As Roger Ebert notes: "The dialogue is jammed with code words, catch phrases and fashionable pseudo-psychological jargon: everybody in the movie seems to have learned the language out of the back issues of Mother Earth News and Psychology Today."

There is still a good deal of this culture in Marin County today.

As the film begins, Tuesday Weld, Martin Mull, and their daughter are installed firmly in the culture of fern bars, Beamers and "I'm ok, you're ok," but Martin is sick of relationship talks and would like to get laid a little more often, while Tuesday feels they don't really communicate. Their teenaged daughter is chafing at parental restraint, and Tuesday is usually on her side. Their world includes Tommy Smothers as a new age minister, Peter Bonerz as a POP psychologist, Sally Kellerman as a free spirit into serial bigamy, and a host of others.

Then their lives start to collapse. Their daughter runs away to join a San Francisco religious cult; Martin has an affair with his secretary (at an orgy); and Tuesday has an affair with her dog groomer, then moves out.
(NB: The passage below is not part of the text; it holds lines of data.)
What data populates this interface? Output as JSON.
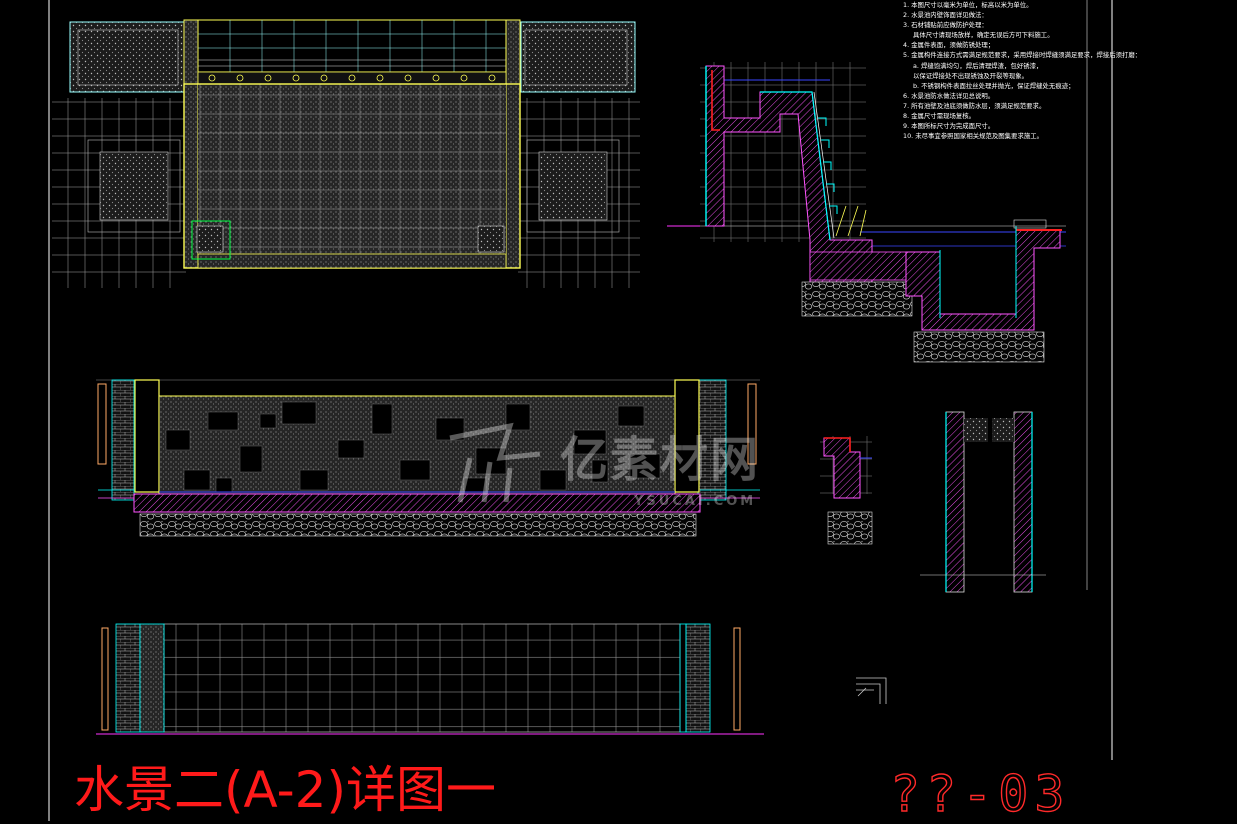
{
  "drawing": {
    "title": "水景二(A-2)详图一",
    "sheet_number": "??-03",
    "title_color": "#ff1a1a"
  },
  "notes": [
    "1. 本图尺寸以毫米为单位，标高以米为单位。",
    "2. 水景池内壁饰面详见做法：",
    "3. 石材铺贴前应做防护处理：",
    "   具体尺寸请现场放样，确定无误后方可下料施工。",
    "4. 金属件表面，须做防锈处理；",
    "5. 金属构件连接方式需满足规范要求，采用焊接时焊缝须满足要求，焊接后须打磨：",
    "   a. 焊缝饱满均匀，焊后清理焊渣，包好锈漆，",
    "      以保证焊接处不出现锈蚀及开裂等现象。",
    "   b. 不锈钢构件表面拉丝处理并抛光，保证焊缝处无痕迹；",
    "6. 水景池防水做法详见总说明。",
    "7. 所有池壁及池底须做防水层，须满足规范要求。",
    "8. 金属尺寸需现场复核。",
    "9. 本图所标尺寸为完成面尺寸。",
    "10. 未尽事宜参照国家相关规范及图集要求施工。"
  ],
  "watermark": {
    "brand": "亿素材网",
    "domain_text": "YSUCAI.COM"
  },
  "colors": {
    "background": "#000000",
    "frame": "#ffffff",
    "outline_yellow": "#ffff33",
    "section_cyan": "#00ffff",
    "finish_magenta": "#ff33ff",
    "highlight_red": "#ff2020",
    "grid_gray": "#9a9a9a",
    "water_blue": "#3a46ff",
    "marker_green": "#00ff44"
  },
  "icons": [
    "watermark-logo-icon",
    "section-marker-icon"
  ]
}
"Kate left me."

"'Right on' your ass. This is serious. She even took the Cuisinart."

It is one of my favorite films from the 80s, and it's finally available on DVD.


* widescreen anamorphic








1.5 Roger Ebert (of 4 stars)


6.6 IMDB summary (of 10)


Box Office Mojo. It grossed ten million dollars.



  • Tuesday Weld - one breast.

  • Patch Mackenzie and Sally Kellerman - breasts

  • Extras: breasts and buns in the orgy group.


Our Grade:

If you are not familiar with our grading system, you need to read the explanation, because the grading is not linear. For example, by our definition, a C is solid and a C+ is a VERY good movie. There are very few Bs and As. Based on our descriptive system, this film is a: